_RECORDS SHOWN:_
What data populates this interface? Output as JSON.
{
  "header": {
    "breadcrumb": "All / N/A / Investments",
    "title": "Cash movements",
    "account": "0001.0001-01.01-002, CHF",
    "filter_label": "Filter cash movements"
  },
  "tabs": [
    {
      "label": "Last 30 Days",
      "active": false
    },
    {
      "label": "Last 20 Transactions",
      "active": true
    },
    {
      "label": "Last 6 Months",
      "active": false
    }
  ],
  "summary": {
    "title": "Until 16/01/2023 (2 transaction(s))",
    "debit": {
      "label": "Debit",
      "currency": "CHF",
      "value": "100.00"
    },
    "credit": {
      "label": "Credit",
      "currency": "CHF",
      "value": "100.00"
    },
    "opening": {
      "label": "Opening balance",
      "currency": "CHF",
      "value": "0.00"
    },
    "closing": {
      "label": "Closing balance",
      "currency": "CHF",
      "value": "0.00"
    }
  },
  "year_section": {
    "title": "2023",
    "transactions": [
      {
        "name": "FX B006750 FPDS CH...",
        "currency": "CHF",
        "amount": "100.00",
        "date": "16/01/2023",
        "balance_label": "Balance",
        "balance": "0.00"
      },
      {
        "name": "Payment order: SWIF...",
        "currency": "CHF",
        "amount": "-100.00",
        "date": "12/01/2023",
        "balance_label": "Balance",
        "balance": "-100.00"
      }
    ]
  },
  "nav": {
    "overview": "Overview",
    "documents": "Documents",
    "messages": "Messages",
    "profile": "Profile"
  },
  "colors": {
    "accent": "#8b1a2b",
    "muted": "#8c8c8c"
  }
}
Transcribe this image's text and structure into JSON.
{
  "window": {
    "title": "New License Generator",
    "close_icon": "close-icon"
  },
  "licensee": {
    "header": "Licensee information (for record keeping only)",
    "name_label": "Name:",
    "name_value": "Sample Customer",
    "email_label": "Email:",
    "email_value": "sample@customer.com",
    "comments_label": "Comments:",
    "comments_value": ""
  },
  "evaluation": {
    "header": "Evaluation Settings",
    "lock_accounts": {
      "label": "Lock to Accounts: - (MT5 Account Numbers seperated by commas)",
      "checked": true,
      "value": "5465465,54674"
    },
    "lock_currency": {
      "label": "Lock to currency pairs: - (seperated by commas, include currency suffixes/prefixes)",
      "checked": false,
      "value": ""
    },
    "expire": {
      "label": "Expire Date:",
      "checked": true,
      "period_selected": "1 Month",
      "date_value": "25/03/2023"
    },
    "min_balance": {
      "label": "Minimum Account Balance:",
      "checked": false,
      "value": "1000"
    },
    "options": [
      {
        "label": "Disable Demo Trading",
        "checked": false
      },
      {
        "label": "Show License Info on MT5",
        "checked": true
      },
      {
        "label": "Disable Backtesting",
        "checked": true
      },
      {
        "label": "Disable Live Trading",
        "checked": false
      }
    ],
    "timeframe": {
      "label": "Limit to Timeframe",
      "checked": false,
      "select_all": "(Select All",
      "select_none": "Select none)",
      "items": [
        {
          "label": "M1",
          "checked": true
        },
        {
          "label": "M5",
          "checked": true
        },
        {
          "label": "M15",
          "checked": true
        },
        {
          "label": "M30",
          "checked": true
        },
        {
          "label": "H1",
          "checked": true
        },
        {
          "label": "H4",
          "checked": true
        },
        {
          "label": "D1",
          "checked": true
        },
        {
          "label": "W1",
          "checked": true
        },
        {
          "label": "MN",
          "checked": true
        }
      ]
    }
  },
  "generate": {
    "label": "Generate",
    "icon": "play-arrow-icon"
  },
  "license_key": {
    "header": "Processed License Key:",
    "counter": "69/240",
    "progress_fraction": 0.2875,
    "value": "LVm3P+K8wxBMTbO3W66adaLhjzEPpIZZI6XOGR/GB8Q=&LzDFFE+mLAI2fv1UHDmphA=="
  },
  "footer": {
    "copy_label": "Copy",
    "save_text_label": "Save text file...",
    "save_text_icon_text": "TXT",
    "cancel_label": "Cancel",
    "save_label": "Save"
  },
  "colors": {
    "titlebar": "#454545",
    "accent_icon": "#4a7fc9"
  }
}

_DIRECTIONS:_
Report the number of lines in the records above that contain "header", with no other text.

_TASK RESULT:_
4